< January 13, 2019 >

Commentary on Acts 8:14-17


Acts 19: 1-7 has the message of the Holy Spirit as the promise to all believers and read in the context of Acts 8: 14-17; one wonders as whether the Holy Spirit needs a human being to authenticate the reception on others who are deemed outside of the pillars of the church.

The Samaritans and any other group of people, nations, tribes, ethnicities, male and female could surely be baptized and receive the Holy Spirit at the same time. Whether God delayed the Holy Spirit among the Samaritans for purposes of building relationships with Peter and John, as well as the entire Jerusalem apostles is indeed a puzzle to 21st readers of this narrative. As a way to move us forward, we should accept the fact that, the delay is a literary device to assists readers establish the linking role of the Holy Spirit in building bridges of reconciliation among all Global peoples, nations, tribes, ethnicities, male and female. While Acts 8 is inconsistent with the Holy Spirit agenda of Luke, readers should be open to the very fact that all human beings are open candidates to receive God’s power.

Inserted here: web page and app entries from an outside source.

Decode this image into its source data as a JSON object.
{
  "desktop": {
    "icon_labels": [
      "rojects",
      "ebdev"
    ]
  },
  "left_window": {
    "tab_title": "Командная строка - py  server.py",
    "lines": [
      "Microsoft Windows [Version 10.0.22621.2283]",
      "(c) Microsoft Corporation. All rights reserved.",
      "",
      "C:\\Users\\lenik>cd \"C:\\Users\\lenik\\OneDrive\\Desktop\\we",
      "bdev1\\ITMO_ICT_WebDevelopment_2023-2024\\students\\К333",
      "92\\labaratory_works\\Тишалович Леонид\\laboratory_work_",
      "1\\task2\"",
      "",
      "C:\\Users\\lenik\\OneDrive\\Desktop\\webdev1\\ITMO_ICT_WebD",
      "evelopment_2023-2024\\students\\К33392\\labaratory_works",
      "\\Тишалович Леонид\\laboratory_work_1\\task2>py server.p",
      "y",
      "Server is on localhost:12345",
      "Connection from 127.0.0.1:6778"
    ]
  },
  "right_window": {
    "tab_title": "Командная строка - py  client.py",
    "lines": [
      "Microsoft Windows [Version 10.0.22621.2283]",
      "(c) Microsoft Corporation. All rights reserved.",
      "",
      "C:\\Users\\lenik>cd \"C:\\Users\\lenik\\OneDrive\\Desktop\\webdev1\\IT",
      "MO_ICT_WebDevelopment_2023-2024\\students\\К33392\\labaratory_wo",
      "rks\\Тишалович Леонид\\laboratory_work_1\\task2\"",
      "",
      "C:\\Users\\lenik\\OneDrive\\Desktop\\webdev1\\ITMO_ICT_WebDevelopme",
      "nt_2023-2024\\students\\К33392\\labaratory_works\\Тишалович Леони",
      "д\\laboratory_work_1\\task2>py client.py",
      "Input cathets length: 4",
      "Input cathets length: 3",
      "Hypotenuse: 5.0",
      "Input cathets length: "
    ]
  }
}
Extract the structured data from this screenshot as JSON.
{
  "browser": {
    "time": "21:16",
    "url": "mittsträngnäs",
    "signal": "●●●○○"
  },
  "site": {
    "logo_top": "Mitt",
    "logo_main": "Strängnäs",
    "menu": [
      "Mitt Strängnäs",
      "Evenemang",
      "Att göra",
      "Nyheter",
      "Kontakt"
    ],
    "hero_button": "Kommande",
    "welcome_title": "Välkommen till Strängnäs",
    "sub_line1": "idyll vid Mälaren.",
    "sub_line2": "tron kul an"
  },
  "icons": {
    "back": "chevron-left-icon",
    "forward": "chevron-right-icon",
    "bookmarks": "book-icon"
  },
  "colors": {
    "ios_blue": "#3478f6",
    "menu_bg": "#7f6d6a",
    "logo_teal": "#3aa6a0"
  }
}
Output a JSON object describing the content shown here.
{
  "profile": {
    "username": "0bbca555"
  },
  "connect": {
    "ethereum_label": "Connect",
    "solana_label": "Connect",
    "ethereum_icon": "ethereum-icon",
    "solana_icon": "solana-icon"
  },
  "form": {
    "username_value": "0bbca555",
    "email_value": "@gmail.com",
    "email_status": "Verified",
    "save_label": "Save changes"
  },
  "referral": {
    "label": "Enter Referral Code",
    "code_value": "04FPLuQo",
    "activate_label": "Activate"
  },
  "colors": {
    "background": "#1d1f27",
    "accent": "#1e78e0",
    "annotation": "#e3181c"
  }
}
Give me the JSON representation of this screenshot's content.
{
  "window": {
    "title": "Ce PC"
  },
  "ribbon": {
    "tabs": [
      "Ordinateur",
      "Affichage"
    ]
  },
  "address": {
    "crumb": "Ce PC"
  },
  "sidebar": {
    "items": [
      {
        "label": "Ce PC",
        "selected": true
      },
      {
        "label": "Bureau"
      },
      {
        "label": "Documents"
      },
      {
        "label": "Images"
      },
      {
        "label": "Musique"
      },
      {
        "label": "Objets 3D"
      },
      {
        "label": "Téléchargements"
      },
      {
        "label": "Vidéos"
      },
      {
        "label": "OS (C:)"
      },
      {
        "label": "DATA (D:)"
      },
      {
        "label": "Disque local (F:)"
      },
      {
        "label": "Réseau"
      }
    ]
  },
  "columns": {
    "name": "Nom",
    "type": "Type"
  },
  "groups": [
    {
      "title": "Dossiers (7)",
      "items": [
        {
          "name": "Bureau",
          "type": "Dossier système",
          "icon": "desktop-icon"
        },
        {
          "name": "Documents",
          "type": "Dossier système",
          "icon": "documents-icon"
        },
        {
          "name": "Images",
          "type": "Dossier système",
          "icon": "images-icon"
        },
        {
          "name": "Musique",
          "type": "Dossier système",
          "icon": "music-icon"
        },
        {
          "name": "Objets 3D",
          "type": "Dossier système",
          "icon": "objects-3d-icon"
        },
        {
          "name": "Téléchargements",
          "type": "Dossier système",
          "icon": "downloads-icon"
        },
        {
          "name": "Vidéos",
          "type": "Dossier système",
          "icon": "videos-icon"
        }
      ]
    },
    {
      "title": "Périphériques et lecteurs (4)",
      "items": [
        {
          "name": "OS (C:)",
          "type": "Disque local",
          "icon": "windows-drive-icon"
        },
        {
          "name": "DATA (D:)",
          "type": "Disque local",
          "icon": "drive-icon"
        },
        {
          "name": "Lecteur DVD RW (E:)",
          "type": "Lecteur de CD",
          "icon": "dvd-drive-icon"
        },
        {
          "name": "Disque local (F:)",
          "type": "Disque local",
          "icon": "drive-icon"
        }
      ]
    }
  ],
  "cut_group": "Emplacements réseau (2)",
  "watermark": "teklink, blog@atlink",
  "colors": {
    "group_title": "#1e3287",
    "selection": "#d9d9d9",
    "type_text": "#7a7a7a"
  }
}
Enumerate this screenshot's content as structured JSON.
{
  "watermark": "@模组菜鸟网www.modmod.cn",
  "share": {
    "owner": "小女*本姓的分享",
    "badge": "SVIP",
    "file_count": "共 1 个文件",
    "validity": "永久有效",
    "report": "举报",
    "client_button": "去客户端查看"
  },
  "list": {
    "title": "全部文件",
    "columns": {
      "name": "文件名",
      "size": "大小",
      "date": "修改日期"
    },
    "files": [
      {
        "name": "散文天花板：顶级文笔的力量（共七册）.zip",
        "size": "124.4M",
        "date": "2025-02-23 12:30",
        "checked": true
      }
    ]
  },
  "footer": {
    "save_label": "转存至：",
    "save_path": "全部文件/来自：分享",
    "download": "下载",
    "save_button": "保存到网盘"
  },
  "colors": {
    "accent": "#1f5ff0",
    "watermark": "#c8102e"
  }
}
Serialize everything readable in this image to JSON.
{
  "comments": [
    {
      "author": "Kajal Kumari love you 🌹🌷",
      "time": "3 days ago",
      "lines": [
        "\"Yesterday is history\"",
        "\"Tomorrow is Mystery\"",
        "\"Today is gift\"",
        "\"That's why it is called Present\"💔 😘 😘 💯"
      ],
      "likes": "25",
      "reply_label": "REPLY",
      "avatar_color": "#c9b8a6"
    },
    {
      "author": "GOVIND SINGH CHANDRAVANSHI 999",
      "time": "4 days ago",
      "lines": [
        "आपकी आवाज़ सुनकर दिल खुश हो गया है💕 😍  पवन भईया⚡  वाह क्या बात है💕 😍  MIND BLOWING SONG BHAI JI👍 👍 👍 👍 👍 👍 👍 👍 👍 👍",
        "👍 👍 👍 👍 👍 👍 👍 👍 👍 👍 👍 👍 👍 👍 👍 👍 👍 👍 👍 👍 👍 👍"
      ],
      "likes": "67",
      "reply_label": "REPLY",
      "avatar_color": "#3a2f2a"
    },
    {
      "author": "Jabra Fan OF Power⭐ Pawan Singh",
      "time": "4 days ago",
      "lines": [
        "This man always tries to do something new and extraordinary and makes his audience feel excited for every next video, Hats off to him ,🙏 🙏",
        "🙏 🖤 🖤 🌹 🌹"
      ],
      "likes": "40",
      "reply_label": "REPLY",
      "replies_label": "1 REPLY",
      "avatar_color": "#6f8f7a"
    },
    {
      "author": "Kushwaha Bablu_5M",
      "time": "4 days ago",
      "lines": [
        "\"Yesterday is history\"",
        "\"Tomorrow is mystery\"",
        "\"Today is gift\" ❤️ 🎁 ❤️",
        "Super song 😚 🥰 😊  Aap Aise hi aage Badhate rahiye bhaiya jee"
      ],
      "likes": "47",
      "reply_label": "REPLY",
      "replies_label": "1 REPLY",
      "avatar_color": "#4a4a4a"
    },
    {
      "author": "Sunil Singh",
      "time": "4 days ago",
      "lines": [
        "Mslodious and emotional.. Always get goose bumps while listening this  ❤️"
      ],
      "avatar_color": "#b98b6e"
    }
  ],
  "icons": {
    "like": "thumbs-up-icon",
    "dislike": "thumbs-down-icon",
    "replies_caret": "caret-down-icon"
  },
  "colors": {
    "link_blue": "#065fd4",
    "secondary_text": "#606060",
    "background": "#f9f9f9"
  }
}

In other words, Acts 8:14-17 is probably an invitation to cross-cultural discipleship models. Considering the long history of hostility between Jews and Samaritans, the delay of the Holy Spirit is indeed a literary device meant to summon believers to recognize the role of the Spirit in opening worship doors to all people (see John 4: 7-26). Keeping with the missionary focus of the book of Acts, the message of this chapter might also be revolving around outreach as the central axiom of mission.

In some way, mission in Acts involves entering unfamiliar cultures with the hope of sharing the gospel with others. With calling to mission comes also the sensitivity to courage on the part of those who seek to contextualize the gospel in all parts of the world. The challenge to readers of this part of the narrative of Acts is on “becoming all things to all people” (1 Corinthians 9: 22) with the only purpose of building the Kingdom of God in the world.

The presence of Peter and John in Samaria among Samaritans may be interpreted as call to reconciliation and peace building among nations once hostile to each other. Mission work, especially in the 21st century, maybe envisioned as a process of reconciling all peoples to God and each other. In this episode, Peter and John had no negative feelings toward Samaritans but instead the laying of hands signals new forms of fellowship between the Jerusalem and Samaritan Church.

It is, therefore, fitting to mention that the role of the Holy Spirit in reconciliation building was needed then and is deeply called for in the 21st century Church. Where the Holy Spirit has acted, believers are also transformed and if that is the case, we can confidently say that, ‘faith in Christ,’ is incomplete without the authentication of the Holy Spirit (Acts 8: 14-17; Acts 18: 24-19:7). Our identity as Christians in the Global world should be marked by the Holy Spirit and this identity sets us apart as a family of God.

The laying on of hands upon Samaritans by Peter and John is worth noting in the sense the two are signaling the equalizing power of the Holy Spirit in making anyone a believer and disciple without racial, cultural and gender distinction. Luke’s narrative uses the name of the nation and we are not privileged to know the names of actual believers and this could be a way for Luke to express the overall narrative of God’s mission. Through the power of the Holy Spirit and the laying on of hands, we are made to learn that all peoples, regardless of geography, nationality, racial, ethnicity and gender are part of God’s mission. That said, we can surely affirm that the Holy Spirit removes all monopoly on the Church and invites Christian believers to diversified Christian and faith communities.

Lastly, as we read narratives in Acts in the midst of the crossroads of our time, the calling of Jesus for the church to go beyond Jerusalem and Judea to Samaria leaves believers with no option, except to engage and be engaged in or by multicultural and multi- religious missionary work to people we are eager to avoid and not willing to embrace. Without the Holy Spirit’s power to empower the church and effectively transform clergy leaders, the Church will perhaps become self-proclaimed clubs.